Please note that the bayestestR project is released with a Contributor Code of Conduct. By contributing to this project, you agree to abide by its terms.

Kruschke, J. K. (2018). Rejecting or accepting parameter values in
Bayesian estimation. *Advances in Methods and Practices in
Psychological Science*, *1*(2), 270–280.

Kruschke, J. K., & Liddell, T. M. (2018). The bayesian new
statistics: Hypothesis testing, estimation, meta-analysis, and power
analysis from a bayesian perspective. *Psychonomic Bulletin &
Review*, *25*(1), 178–206.

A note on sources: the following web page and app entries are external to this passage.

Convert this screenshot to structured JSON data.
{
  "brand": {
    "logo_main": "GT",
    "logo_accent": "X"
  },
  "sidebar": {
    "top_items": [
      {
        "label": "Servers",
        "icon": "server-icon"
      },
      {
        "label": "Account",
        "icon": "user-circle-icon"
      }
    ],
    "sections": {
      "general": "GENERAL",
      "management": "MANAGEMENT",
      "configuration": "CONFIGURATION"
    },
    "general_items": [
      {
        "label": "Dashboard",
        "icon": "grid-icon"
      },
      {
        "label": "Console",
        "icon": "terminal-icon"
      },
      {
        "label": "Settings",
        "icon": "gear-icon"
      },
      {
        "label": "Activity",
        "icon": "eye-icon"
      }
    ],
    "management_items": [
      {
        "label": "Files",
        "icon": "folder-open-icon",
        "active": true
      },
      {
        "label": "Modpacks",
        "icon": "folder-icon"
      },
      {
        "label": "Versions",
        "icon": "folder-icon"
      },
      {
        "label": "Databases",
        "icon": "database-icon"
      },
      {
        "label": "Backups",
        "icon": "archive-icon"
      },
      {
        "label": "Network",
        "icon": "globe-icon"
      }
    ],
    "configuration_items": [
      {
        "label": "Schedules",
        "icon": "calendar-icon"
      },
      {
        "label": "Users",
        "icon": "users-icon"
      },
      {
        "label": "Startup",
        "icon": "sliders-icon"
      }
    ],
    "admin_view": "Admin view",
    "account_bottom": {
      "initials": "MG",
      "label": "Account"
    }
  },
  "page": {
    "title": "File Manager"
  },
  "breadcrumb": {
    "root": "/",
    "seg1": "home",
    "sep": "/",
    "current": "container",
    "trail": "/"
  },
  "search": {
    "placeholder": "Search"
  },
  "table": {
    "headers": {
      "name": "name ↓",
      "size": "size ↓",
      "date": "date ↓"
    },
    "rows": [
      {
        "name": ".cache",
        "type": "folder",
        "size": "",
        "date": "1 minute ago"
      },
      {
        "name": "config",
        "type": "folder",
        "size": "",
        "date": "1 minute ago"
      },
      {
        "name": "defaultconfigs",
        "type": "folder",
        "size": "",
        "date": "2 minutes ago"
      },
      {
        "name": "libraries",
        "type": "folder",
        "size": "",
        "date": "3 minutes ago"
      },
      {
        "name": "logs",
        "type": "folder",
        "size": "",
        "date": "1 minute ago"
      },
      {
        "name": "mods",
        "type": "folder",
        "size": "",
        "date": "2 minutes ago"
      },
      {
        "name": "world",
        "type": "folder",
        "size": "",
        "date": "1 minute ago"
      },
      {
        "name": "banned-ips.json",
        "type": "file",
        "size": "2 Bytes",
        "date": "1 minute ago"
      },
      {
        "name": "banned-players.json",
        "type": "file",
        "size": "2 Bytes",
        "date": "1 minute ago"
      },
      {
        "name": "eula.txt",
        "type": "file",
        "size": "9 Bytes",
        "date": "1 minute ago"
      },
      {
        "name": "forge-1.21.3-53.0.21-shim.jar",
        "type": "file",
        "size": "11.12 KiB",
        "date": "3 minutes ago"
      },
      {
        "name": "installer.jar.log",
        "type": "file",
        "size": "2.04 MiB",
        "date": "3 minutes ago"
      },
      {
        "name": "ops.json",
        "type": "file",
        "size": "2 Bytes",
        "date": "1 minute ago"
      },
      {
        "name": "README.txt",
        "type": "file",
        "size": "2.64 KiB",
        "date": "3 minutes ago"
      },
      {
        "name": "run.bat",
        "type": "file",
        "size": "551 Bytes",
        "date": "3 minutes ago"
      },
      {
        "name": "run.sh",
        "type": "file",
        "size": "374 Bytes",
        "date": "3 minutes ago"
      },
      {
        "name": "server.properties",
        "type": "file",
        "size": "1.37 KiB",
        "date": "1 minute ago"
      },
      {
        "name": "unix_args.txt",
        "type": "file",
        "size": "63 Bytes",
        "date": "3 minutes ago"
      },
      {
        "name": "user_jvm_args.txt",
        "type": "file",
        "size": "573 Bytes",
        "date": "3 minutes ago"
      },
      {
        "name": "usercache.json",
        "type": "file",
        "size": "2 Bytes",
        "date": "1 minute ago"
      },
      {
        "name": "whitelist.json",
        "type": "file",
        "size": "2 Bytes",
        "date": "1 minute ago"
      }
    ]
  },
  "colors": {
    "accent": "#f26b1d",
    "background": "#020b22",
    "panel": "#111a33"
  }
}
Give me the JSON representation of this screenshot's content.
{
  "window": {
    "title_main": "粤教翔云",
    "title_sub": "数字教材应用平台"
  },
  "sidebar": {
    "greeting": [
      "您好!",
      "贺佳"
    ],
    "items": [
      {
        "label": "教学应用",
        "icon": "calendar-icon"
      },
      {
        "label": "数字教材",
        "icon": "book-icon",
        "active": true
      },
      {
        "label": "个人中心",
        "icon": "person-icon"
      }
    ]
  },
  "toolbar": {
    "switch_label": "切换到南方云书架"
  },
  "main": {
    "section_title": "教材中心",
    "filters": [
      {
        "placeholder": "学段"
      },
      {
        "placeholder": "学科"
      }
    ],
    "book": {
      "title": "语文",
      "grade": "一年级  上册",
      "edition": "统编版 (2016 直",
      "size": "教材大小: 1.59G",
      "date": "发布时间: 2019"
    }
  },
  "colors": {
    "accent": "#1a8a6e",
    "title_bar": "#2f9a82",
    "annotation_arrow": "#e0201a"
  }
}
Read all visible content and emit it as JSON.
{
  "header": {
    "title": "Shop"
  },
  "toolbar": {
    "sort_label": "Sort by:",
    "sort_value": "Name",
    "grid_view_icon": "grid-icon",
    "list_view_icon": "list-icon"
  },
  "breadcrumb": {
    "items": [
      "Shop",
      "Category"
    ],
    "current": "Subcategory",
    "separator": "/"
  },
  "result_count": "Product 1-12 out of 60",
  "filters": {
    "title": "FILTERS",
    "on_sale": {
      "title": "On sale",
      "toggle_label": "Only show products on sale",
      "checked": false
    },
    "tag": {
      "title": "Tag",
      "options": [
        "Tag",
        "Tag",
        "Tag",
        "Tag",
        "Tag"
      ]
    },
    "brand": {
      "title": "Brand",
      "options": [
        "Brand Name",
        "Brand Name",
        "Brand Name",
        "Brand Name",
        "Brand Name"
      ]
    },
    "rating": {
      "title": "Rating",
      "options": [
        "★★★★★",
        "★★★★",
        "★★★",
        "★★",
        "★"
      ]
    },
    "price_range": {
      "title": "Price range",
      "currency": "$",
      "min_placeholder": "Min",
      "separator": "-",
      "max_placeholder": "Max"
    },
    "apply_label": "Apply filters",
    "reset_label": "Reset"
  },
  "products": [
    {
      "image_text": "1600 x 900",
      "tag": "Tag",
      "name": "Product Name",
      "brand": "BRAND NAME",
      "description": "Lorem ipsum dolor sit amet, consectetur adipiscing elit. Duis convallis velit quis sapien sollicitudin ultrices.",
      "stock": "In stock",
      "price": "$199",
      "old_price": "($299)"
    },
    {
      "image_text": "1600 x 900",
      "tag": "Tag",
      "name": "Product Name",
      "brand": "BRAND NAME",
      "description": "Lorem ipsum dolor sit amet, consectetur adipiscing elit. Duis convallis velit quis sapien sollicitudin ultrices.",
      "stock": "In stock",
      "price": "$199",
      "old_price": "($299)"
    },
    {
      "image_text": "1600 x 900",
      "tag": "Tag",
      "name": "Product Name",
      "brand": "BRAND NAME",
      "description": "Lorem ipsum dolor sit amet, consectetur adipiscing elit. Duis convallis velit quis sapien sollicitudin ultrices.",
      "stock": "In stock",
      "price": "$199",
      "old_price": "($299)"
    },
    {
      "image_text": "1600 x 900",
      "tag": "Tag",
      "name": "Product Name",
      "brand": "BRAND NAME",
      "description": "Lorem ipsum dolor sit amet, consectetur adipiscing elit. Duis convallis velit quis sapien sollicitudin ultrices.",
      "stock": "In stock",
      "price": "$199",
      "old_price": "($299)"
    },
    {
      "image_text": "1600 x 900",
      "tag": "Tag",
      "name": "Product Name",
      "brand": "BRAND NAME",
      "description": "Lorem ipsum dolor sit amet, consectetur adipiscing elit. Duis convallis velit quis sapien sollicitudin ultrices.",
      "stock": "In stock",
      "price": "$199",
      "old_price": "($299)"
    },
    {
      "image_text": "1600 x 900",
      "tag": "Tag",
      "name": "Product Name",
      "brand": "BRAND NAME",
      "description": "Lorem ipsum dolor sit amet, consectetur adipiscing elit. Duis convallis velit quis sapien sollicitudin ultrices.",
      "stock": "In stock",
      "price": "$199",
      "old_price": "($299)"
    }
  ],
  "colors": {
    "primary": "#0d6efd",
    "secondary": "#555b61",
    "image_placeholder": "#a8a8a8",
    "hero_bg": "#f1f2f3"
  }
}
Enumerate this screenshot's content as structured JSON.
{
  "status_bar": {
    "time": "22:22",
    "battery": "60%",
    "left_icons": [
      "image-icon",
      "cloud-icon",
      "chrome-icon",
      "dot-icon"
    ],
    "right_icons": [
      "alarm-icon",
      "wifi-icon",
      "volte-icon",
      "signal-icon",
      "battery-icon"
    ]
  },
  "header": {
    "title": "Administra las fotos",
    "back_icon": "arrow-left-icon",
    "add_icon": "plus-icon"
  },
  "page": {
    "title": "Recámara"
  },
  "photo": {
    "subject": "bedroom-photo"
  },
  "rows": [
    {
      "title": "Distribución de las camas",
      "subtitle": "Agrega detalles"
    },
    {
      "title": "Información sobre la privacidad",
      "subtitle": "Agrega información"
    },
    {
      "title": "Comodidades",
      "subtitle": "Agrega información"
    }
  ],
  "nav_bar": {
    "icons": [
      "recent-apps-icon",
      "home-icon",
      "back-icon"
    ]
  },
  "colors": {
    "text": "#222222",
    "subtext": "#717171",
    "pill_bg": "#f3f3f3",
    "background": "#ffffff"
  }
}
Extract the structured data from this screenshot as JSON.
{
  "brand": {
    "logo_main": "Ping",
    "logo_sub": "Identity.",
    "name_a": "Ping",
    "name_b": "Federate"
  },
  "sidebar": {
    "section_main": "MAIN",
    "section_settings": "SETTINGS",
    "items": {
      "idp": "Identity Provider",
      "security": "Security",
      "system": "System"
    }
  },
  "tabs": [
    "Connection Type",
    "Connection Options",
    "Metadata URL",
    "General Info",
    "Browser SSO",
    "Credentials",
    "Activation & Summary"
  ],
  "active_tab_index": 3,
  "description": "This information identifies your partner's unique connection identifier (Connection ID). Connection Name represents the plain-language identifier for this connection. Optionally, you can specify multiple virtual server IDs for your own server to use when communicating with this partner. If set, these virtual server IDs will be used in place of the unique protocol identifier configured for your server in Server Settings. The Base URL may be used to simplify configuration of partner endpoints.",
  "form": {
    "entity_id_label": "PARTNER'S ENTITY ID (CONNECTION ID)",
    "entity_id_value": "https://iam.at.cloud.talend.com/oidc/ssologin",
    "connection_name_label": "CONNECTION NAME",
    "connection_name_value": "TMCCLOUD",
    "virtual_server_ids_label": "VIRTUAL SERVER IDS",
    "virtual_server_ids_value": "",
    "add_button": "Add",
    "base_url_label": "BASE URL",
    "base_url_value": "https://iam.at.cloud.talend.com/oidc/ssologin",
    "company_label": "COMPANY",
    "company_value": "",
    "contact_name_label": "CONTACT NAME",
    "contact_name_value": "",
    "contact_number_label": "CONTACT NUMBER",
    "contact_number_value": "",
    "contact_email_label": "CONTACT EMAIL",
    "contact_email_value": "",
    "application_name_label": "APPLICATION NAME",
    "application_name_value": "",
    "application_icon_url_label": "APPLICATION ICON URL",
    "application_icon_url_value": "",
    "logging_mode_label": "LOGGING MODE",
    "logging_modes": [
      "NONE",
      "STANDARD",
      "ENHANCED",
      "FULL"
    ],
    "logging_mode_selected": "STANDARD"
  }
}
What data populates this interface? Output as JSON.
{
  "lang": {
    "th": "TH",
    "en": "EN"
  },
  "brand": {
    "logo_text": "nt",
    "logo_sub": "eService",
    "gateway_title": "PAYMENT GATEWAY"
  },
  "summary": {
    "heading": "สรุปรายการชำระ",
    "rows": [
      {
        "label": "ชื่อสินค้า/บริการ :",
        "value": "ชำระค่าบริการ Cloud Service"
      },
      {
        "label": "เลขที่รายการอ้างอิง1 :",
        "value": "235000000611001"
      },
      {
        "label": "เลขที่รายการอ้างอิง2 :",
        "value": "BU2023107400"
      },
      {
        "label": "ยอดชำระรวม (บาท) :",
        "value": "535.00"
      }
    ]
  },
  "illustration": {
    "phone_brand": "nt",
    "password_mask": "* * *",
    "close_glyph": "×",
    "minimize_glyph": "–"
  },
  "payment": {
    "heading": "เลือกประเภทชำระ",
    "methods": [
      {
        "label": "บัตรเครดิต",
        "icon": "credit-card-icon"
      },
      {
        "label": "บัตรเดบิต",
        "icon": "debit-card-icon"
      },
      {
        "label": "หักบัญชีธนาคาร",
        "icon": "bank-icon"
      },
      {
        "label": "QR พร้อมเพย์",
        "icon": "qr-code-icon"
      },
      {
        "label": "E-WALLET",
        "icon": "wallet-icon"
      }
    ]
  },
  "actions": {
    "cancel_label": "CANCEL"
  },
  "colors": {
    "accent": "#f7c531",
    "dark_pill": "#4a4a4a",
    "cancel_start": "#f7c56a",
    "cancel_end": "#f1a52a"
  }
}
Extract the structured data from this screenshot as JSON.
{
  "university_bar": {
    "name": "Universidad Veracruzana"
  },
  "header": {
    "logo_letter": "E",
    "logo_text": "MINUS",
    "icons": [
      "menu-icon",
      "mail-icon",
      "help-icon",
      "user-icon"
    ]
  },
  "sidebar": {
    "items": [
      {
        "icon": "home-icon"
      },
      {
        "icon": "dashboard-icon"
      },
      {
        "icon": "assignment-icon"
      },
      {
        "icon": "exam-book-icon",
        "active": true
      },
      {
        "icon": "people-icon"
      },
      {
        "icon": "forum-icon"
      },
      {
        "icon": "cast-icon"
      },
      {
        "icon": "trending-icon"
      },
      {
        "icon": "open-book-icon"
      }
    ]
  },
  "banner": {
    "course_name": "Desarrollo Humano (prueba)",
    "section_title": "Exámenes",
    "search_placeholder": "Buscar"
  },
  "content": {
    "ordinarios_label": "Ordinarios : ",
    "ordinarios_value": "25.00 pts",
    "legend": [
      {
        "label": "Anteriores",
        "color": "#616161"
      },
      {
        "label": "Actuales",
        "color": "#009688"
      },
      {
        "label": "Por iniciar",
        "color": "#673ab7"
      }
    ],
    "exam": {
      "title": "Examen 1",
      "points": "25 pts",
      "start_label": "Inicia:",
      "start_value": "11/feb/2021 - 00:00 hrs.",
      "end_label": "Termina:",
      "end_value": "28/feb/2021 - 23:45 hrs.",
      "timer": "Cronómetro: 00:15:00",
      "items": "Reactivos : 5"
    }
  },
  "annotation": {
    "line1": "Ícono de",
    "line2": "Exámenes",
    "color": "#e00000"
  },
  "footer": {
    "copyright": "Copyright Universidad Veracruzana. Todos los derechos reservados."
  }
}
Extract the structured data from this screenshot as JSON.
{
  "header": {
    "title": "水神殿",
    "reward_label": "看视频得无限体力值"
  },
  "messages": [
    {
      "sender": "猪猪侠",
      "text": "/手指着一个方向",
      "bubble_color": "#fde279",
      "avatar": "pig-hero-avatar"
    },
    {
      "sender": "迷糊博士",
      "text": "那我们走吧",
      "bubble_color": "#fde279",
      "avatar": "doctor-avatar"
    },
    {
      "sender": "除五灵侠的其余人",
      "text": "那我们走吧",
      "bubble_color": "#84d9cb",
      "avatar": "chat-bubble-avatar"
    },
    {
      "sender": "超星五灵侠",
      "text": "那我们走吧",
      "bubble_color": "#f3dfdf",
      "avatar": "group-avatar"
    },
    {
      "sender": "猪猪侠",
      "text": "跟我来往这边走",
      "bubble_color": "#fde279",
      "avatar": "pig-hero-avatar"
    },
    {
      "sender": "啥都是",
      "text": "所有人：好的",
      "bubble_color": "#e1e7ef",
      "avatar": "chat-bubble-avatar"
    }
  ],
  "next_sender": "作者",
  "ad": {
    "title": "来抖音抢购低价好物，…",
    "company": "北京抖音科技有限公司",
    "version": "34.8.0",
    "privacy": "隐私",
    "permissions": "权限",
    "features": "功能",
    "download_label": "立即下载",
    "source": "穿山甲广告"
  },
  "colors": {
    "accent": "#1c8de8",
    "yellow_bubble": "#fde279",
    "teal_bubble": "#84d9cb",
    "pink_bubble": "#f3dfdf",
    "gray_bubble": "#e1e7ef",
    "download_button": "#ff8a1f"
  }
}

Wagenmakers, E.-J., Lodewyckx, T., Kuriyal, H., & Grasman, R.
(2010). Bayesian hypothesis testing for psychologists: A tutorial on the
savage–dickey method. *Cognitive Psychology*, *60*(3),
158–189.